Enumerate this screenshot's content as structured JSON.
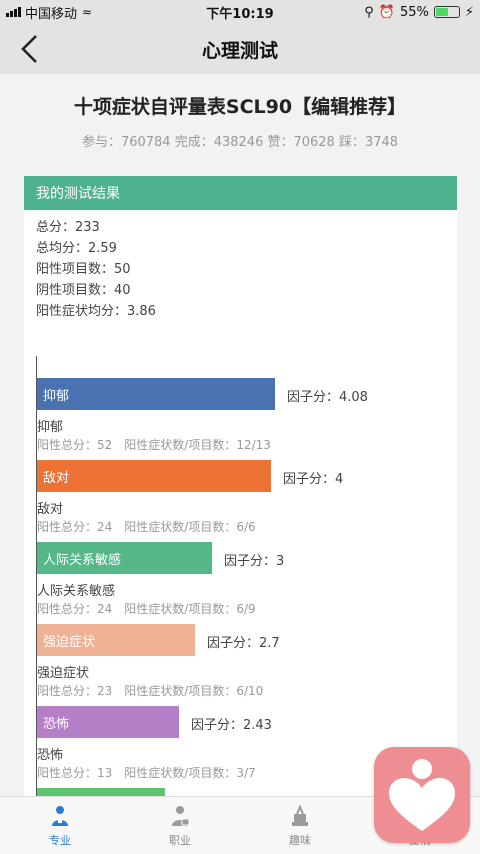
{
  "status_bar": {
    "carrier": "中国移动",
    "time": "下午10:19",
    "battery_percent": "55%",
    "battery_level": 0.55
  },
  "nav": {
    "title": "心理测试"
  },
  "test": {
    "title": "十项症状自评量表SCL90【编辑推荐】",
    "stats": "参与：760784 完成：438246 赞：70628 踩：3748"
  },
  "result": {
    "header": "我的测试结果",
    "summary": [
      "总分：233",
      "总均分：2.59",
      "阳性项目数：50",
      "阴性项目数：40",
      "阳性症状均分：3.86"
    ]
  },
  "chart_data": {
    "type": "bar",
    "orientation": "horizontal",
    "categories": [
      "抑郁",
      "敌对",
      "人际关系敏感",
      "强迫症状",
      "恐怖"
    ],
    "values": [
      4.08,
      4,
      3,
      2.7,
      2.43
    ],
    "xlim": [
      0,
      5
    ],
    "value_prefix": "因子分：",
    "colors": [
      "#4a72b0",
      "#ec7236",
      "#56b889",
      "#efb194",
      "#b57fc7",
      "#5fc472"
    ],
    "details": [
      "阳性总分：52　阳性症状数/项目数：12/13",
      "阳性总分：24　阳性症状数/项目数：6/6",
      "阳性总分：24　阳性症状数/项目数：6/9",
      "阳性总分：23　阳性症状数/项目数：6/10",
      "阳性总分：13　阳性症状数/项目数：3/7"
    ]
  },
  "tabs": [
    {
      "label": "专业",
      "icon": "doctor-icon",
      "active": true
    },
    {
      "label": "职业",
      "icon": "briefcase-person-icon",
      "active": false
    },
    {
      "label": "趣味",
      "icon": "fun-icon",
      "active": false
    },
    {
      "label": "爱情",
      "icon": "heart-icon",
      "active": false
    }
  ],
  "fab": {
    "icon": "person-heart-icon",
    "color": "#ee8e93"
  }
}
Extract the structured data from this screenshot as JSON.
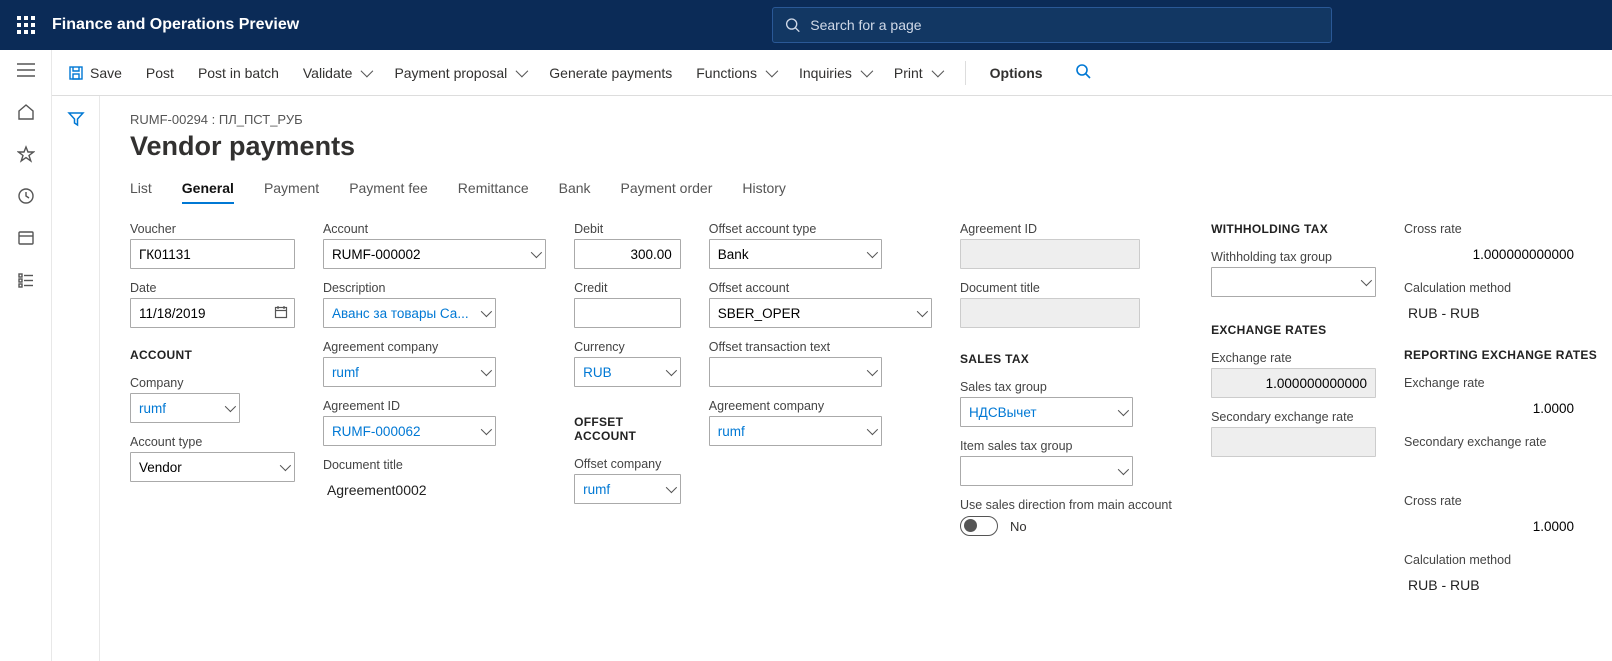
{
  "app_title": "Finance and Operations Preview",
  "search_placeholder": "Search for a page",
  "actions": {
    "save": "Save",
    "post": "Post",
    "post_batch": "Post in batch",
    "validate": "Validate",
    "payment_proposal": "Payment proposal",
    "generate_payments": "Generate payments",
    "functions": "Functions",
    "inquiries": "Inquiries",
    "print": "Print",
    "options": "Options"
  },
  "breadcrumb": "RUMF-00294 : ПЛ_ПСТ_РУБ",
  "page_title": "Vendor payments",
  "tabs": [
    "List",
    "General",
    "Payment",
    "Payment fee",
    "Remittance",
    "Bank",
    "Payment order",
    "History"
  ],
  "active_tab_index": 1,
  "col1": {
    "voucher_label": "Voucher",
    "voucher": "ГК01131",
    "date_label": "Date",
    "date": "11/18/2019",
    "section_account": "ACCOUNT",
    "company_label": "Company",
    "company": "rumf",
    "account_type_label": "Account type",
    "account_type": "Vendor"
  },
  "col2": {
    "account_label": "Account",
    "account": "RUMF-000002",
    "description_label": "Description",
    "description": "Аванс за товары Са...",
    "agreement_company_label": "Agreement company",
    "agreement_company": "rumf",
    "agreement_id_label": "Agreement ID",
    "agreement_id": "RUMF-000062",
    "document_title_label": "Document title",
    "document_title": "Agreement0002"
  },
  "col3": {
    "debit_label": "Debit",
    "debit": "300.00",
    "credit_label": "Credit",
    "credit": "",
    "currency_label": "Currency",
    "currency": "RUB",
    "section_offset": "OFFSET ACCOUNT",
    "offset_company_label": "Offset company",
    "offset_company": "rumf"
  },
  "col4": {
    "offset_account_type_label": "Offset account type",
    "offset_account_type": "Bank",
    "offset_account_label": "Offset account",
    "offset_account": "SBER_OPER",
    "offset_txn_text_label": "Offset transaction text",
    "offset_txn_text": "",
    "agreement_company_label": "Agreement company",
    "agreement_company": "rumf"
  },
  "col5": {
    "agreement_id_label": "Agreement ID",
    "agreement_id": "",
    "document_title_label": "Document title",
    "document_title": "",
    "section_sales_tax": "SALES TAX",
    "sales_tax_group_label": "Sales tax group",
    "sales_tax_group": "НДСВычет",
    "item_sales_tax_group_label": "Item sales tax group",
    "item_sales_tax_group": "",
    "use_sales_dir_label": "Use sales direction from main account",
    "use_sales_dir_value": "No"
  },
  "col6": {
    "section_withholding": "WITHHOLDING TAX",
    "withholding_group_label": "Withholding tax group",
    "withholding_group": "",
    "section_exchange": "EXCHANGE RATES",
    "exchange_rate_label": "Exchange rate",
    "exchange_rate": "1.000000000000",
    "secondary_rate_label": "Secondary exchange rate",
    "secondary_rate": ""
  },
  "col7": {
    "cross_rate_label": "Cross rate",
    "cross_rate": "1.000000000000",
    "calc_method_label": "Calculation method",
    "calc_method": "RUB - RUB",
    "section_reporting": "REPORTING EXCHANGE RATES",
    "exchange_rate_label": "Exchange rate",
    "exchange_rate": "1.0000",
    "secondary_rate_label": "Secondary exchange rate",
    "secondary_rate": "",
    "cross_rate2_label": "Cross rate",
    "cross_rate2": "1.0000",
    "calc_method2_label": "Calculation method",
    "calc_method2": "RUB - RUB"
  }
}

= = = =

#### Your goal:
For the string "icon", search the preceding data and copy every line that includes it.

#### Completed exercise:
      "icon": "doctor-icon",
      "icon": "briefcase-person-icon",
      "icon": "fun-icon",
      "icon": "heart-icon",
    "icon": "person-heart-icon",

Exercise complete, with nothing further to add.